INFORMATION GIVEN:
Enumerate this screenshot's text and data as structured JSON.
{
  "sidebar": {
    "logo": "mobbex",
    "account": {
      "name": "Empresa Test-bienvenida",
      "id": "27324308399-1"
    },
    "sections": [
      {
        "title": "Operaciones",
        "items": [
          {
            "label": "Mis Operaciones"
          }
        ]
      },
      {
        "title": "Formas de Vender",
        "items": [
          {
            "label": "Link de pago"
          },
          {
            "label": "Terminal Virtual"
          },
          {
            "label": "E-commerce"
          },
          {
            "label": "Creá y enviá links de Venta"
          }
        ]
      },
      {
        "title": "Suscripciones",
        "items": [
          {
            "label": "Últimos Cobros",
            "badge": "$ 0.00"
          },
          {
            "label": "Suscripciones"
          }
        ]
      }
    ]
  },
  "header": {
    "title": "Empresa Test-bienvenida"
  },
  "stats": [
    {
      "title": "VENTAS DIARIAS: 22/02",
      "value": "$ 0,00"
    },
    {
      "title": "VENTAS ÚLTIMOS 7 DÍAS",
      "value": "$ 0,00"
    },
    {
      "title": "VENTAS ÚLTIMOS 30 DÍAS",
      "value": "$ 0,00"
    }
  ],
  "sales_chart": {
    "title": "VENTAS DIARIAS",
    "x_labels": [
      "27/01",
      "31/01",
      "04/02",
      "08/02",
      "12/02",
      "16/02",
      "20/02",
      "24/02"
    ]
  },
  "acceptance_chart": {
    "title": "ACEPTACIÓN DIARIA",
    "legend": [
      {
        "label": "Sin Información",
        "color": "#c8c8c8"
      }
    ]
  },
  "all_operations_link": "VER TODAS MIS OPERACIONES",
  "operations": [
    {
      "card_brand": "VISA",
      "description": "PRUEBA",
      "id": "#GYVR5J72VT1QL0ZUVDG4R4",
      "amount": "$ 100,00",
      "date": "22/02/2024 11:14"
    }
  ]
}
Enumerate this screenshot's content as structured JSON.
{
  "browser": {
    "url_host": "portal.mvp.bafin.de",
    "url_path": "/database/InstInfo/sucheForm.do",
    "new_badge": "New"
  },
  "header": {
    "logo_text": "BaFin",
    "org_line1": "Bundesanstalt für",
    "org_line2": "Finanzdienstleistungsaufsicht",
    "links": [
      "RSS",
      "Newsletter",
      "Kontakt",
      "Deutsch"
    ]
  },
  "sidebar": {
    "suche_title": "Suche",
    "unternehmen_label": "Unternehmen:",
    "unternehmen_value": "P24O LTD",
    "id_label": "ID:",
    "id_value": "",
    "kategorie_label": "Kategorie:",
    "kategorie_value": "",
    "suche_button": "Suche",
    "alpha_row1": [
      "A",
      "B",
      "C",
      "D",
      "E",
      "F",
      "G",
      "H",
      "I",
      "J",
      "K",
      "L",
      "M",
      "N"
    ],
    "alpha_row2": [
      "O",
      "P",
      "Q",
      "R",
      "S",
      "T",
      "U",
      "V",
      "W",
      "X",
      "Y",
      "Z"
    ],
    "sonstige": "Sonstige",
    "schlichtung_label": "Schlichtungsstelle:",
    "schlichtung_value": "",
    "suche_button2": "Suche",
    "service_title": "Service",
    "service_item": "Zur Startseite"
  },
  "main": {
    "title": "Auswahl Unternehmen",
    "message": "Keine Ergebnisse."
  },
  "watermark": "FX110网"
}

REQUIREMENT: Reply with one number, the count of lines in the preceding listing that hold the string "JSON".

EXERCISE OUTPUT: 2